PROVIDED MATERIAL:
----------

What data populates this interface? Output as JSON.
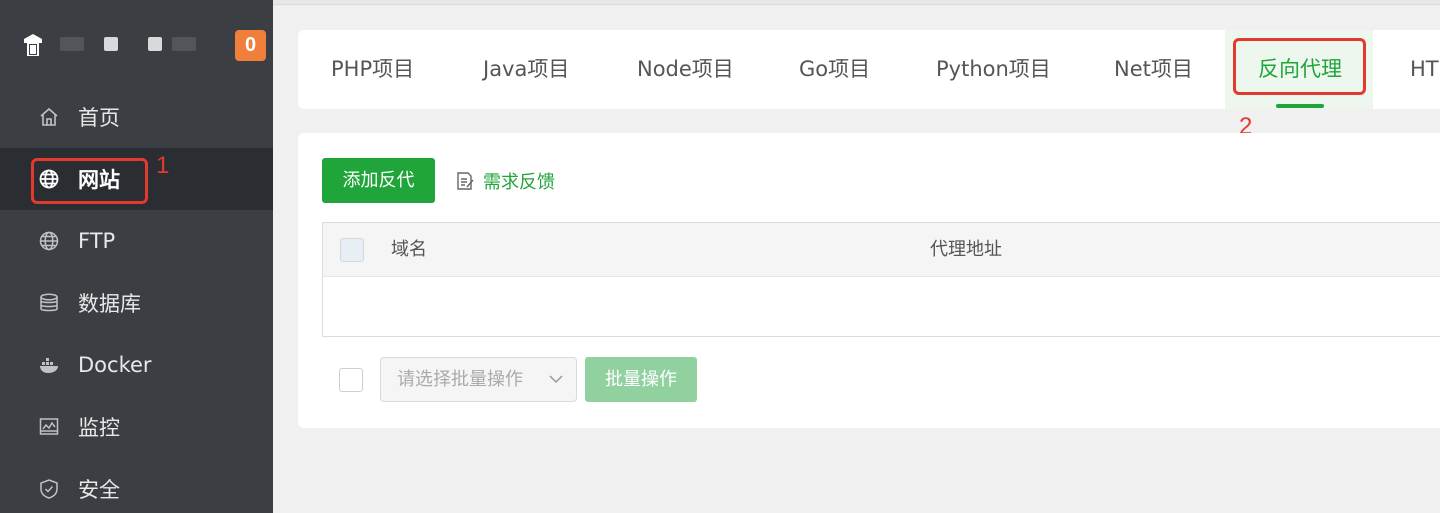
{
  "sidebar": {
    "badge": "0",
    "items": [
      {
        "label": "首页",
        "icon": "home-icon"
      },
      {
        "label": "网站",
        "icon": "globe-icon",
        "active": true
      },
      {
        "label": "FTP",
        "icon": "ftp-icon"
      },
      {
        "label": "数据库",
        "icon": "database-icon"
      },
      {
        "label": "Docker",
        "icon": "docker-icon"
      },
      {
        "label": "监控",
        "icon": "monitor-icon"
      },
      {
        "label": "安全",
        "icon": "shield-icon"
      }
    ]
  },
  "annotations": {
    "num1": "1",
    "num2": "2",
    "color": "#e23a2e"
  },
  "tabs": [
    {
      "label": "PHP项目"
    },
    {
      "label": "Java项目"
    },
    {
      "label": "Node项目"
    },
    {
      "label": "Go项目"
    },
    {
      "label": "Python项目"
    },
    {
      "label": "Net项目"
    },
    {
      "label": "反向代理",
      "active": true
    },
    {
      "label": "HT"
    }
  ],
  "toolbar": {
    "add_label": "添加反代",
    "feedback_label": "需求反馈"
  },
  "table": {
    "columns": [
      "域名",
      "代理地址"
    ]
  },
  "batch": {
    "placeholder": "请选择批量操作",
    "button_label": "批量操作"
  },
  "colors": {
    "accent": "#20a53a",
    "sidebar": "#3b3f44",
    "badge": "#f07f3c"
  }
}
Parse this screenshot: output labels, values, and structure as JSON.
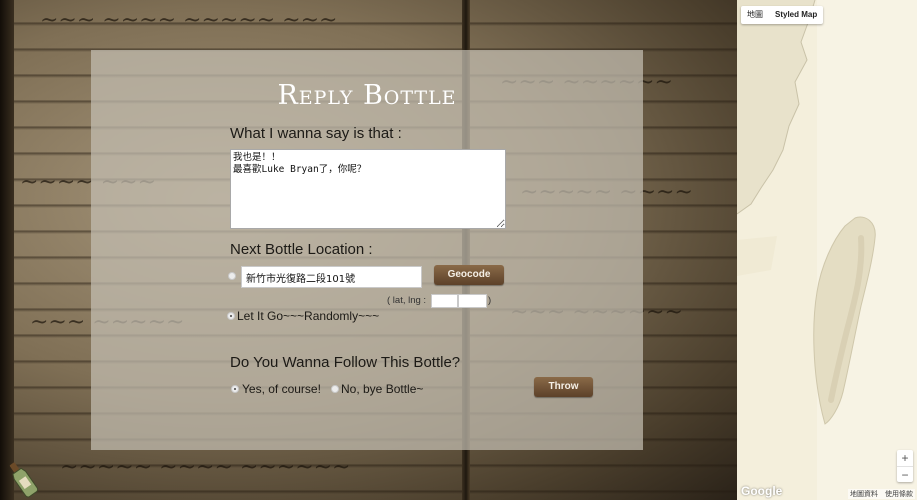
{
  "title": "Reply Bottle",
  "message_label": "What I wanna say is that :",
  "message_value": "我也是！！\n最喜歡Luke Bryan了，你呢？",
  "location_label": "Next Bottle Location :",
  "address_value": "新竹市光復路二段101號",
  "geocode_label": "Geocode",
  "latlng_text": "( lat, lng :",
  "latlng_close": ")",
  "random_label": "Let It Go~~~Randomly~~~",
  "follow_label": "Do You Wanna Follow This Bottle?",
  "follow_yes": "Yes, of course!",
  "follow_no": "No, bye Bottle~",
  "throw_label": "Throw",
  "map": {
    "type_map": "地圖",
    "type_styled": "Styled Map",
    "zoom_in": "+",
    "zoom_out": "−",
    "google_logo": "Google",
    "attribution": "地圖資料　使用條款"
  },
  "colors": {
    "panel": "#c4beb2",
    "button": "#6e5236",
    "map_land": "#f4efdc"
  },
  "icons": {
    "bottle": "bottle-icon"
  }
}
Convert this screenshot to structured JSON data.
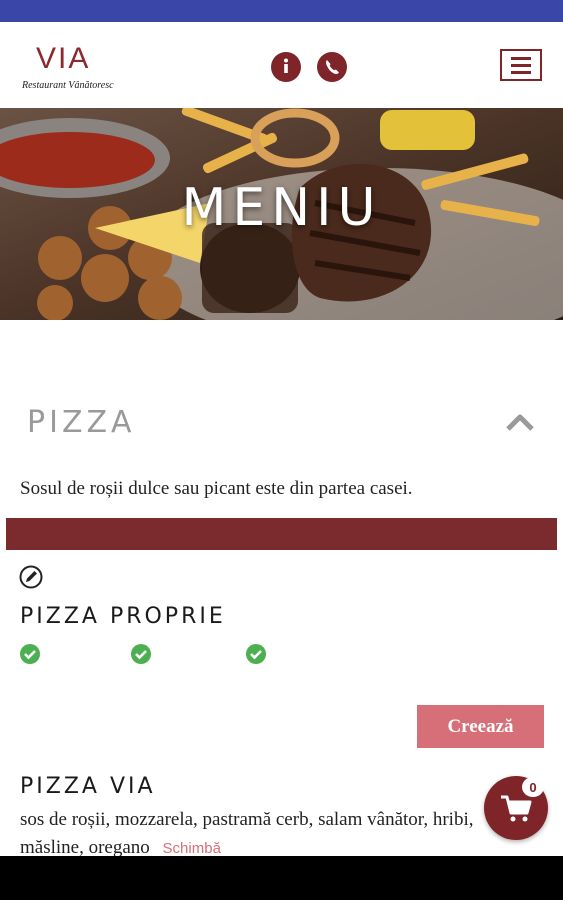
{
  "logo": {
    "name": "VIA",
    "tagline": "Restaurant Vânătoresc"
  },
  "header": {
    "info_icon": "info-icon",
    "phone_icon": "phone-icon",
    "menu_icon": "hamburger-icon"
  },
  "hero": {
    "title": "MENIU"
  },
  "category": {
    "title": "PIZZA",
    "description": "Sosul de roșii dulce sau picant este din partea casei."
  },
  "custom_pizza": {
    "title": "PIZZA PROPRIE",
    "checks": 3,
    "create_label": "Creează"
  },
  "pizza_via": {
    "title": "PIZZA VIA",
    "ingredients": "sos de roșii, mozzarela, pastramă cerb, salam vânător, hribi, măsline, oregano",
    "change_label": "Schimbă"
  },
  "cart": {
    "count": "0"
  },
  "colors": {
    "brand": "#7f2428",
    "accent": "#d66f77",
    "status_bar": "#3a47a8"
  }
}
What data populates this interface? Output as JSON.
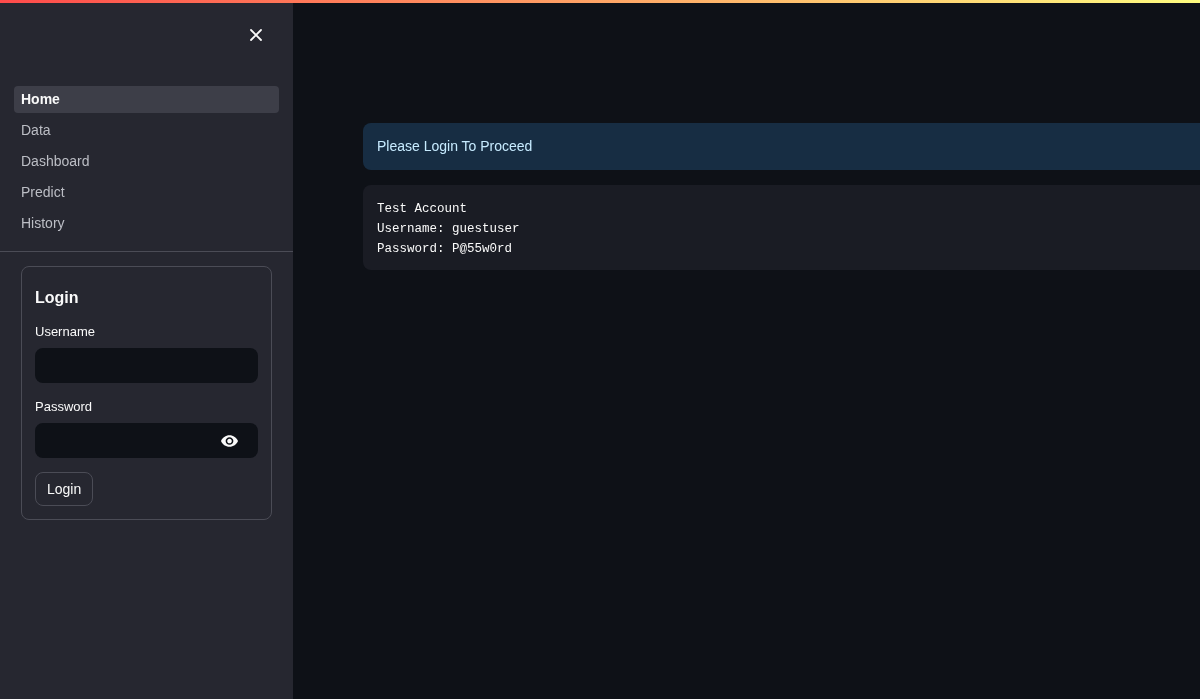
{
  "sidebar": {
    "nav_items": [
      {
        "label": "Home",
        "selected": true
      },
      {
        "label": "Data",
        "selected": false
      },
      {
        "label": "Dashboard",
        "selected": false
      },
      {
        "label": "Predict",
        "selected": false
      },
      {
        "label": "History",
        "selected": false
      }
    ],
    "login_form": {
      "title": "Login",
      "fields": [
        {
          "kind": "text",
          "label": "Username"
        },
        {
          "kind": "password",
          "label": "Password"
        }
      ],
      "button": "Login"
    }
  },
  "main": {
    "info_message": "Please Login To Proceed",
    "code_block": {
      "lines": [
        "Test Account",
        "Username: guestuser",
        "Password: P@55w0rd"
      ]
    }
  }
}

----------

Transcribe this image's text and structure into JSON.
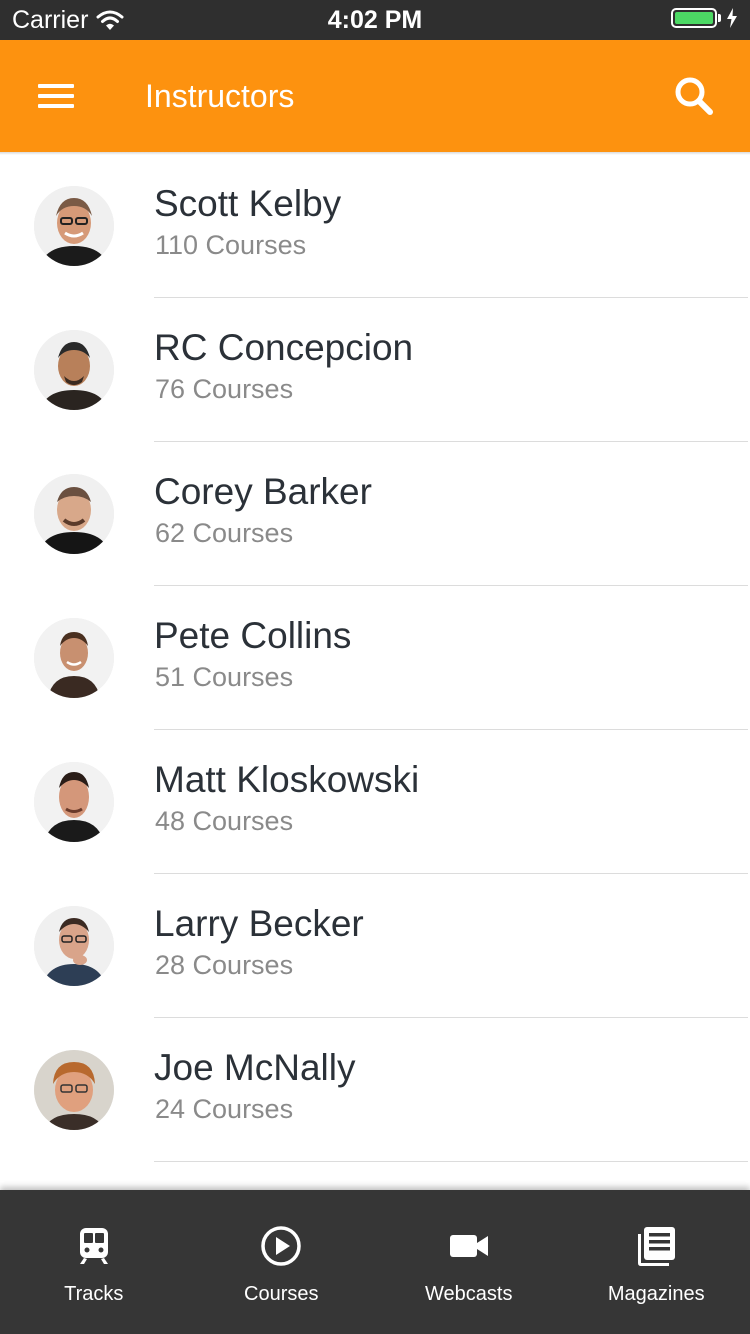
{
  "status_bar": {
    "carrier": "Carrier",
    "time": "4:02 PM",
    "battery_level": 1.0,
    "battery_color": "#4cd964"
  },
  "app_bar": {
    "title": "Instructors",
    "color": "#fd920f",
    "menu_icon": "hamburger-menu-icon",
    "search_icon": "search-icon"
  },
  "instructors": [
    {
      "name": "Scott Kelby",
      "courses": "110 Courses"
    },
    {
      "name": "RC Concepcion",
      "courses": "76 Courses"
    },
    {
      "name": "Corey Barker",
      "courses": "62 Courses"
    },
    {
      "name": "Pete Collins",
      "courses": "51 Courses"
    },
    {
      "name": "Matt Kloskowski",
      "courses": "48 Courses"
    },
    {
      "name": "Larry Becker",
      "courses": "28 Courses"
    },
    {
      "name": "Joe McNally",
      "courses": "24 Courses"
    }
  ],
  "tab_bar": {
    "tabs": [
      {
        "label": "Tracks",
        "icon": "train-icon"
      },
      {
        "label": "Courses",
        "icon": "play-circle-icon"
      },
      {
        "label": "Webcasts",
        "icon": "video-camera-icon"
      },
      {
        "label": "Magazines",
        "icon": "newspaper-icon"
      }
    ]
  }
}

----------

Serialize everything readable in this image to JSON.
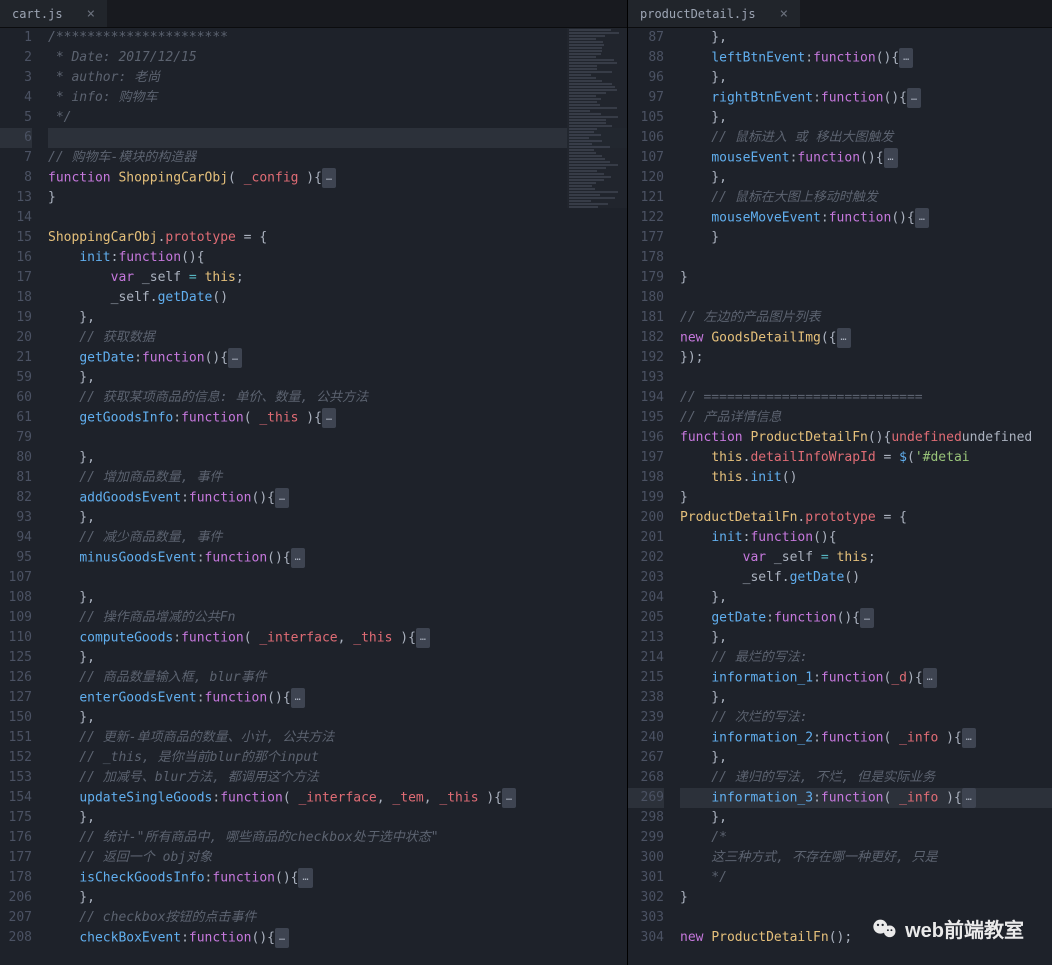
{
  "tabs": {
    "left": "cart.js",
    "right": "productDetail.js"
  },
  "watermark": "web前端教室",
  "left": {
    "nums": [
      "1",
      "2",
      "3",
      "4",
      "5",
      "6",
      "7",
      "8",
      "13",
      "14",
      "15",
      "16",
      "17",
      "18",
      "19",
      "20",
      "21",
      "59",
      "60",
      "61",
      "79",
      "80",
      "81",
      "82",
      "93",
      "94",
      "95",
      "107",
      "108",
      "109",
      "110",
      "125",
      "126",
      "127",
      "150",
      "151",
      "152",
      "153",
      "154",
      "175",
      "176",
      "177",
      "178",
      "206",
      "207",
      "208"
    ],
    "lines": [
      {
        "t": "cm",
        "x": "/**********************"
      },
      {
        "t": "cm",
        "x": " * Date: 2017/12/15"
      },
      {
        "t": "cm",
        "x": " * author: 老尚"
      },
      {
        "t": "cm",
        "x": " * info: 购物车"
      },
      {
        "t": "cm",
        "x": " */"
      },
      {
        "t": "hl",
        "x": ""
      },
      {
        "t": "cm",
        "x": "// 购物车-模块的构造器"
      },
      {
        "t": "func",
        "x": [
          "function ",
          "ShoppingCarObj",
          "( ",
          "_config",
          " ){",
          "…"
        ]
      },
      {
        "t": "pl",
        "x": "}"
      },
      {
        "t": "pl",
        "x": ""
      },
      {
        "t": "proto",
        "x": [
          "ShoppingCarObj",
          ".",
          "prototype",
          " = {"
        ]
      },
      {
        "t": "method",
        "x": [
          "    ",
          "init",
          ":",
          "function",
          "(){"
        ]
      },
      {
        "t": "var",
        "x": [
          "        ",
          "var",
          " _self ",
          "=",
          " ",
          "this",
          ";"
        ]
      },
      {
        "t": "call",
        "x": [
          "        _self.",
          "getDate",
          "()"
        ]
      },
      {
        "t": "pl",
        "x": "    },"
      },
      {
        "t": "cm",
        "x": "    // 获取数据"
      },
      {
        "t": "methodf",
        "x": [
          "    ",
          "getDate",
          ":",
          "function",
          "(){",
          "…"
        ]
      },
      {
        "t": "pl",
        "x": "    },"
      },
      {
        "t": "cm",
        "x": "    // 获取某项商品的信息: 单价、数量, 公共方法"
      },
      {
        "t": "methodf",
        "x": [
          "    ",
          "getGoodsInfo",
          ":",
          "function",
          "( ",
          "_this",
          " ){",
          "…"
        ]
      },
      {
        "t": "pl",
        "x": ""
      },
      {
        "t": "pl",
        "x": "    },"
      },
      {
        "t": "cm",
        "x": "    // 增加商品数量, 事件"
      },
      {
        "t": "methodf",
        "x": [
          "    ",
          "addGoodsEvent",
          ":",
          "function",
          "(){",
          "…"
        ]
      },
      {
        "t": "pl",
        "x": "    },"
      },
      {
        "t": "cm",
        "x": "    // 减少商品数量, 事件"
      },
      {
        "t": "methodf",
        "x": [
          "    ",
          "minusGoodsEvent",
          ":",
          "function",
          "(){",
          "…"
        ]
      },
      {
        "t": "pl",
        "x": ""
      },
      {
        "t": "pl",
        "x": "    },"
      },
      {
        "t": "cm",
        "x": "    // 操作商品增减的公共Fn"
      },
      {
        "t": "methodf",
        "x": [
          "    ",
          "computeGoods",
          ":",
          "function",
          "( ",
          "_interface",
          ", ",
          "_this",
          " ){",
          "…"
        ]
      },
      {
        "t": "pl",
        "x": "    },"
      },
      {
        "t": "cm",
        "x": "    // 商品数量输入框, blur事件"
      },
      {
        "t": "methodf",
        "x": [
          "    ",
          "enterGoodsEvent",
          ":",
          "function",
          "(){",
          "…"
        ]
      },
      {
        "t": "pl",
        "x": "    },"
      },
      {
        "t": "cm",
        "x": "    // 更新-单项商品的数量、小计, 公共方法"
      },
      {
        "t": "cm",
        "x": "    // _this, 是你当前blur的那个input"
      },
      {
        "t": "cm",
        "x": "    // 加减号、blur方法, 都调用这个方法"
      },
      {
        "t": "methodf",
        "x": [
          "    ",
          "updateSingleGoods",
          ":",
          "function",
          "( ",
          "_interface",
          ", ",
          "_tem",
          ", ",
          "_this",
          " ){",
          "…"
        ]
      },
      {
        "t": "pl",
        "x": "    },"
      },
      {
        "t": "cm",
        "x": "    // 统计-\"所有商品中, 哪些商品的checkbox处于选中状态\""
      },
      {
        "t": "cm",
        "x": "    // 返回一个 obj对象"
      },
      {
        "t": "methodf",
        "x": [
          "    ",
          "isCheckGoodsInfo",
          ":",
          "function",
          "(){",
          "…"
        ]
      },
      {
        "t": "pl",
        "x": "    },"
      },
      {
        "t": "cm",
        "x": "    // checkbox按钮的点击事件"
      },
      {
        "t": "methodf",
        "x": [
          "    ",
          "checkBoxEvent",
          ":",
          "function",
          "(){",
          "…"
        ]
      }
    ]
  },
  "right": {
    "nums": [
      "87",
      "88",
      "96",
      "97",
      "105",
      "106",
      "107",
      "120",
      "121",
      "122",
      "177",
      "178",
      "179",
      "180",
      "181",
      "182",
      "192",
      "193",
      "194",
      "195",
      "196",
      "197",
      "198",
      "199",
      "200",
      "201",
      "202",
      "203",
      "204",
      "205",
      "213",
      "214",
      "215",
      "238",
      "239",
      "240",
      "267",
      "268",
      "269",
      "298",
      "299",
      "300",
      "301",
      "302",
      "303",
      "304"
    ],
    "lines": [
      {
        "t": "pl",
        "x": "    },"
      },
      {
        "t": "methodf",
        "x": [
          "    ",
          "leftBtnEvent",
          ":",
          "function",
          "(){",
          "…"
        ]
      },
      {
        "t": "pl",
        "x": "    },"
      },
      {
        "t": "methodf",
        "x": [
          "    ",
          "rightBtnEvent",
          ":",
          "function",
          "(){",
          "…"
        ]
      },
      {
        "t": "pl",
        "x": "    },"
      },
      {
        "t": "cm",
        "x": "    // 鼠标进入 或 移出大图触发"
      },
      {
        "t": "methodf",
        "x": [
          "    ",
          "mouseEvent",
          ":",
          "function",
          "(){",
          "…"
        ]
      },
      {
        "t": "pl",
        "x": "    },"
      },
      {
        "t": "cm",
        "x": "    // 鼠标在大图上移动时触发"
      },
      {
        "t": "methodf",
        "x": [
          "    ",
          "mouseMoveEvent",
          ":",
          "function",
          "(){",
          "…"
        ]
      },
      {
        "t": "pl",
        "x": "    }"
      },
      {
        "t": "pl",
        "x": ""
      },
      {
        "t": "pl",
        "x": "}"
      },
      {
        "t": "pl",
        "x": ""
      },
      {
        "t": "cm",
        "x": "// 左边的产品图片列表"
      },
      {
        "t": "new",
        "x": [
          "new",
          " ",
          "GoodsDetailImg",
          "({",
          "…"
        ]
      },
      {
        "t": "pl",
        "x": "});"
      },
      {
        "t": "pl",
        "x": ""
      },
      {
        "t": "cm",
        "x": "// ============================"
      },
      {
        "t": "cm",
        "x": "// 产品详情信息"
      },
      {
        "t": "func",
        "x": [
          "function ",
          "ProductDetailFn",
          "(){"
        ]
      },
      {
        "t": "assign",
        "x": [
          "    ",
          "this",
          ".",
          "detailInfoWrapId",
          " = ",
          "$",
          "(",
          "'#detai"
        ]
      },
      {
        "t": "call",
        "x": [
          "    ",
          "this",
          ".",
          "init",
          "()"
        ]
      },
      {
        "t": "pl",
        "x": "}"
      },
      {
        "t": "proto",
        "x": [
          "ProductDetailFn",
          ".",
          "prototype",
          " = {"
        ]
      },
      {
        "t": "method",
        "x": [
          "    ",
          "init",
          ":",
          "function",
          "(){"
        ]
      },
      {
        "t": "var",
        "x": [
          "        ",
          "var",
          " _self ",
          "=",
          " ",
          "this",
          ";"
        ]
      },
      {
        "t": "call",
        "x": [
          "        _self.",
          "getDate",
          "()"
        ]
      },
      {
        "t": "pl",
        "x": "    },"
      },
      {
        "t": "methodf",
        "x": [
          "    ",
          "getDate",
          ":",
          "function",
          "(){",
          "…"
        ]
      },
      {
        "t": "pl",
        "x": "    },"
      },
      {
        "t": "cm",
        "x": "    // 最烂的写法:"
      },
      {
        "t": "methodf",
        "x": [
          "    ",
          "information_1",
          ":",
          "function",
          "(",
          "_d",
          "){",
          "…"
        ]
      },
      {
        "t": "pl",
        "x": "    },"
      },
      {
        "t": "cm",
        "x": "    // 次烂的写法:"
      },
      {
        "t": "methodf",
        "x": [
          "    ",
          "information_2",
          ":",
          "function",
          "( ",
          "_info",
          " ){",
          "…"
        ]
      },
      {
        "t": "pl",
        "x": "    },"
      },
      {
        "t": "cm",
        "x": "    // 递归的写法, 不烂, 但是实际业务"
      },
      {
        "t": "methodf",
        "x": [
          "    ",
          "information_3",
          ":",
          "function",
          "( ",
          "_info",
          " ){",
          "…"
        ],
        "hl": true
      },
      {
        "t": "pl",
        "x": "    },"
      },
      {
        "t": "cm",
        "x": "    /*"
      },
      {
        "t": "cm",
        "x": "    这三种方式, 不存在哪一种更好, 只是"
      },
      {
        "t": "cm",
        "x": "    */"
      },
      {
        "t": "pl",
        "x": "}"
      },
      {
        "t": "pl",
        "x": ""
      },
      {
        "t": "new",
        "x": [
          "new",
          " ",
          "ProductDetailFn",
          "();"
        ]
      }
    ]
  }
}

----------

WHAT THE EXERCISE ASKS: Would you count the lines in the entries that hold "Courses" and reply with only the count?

RESULT: 8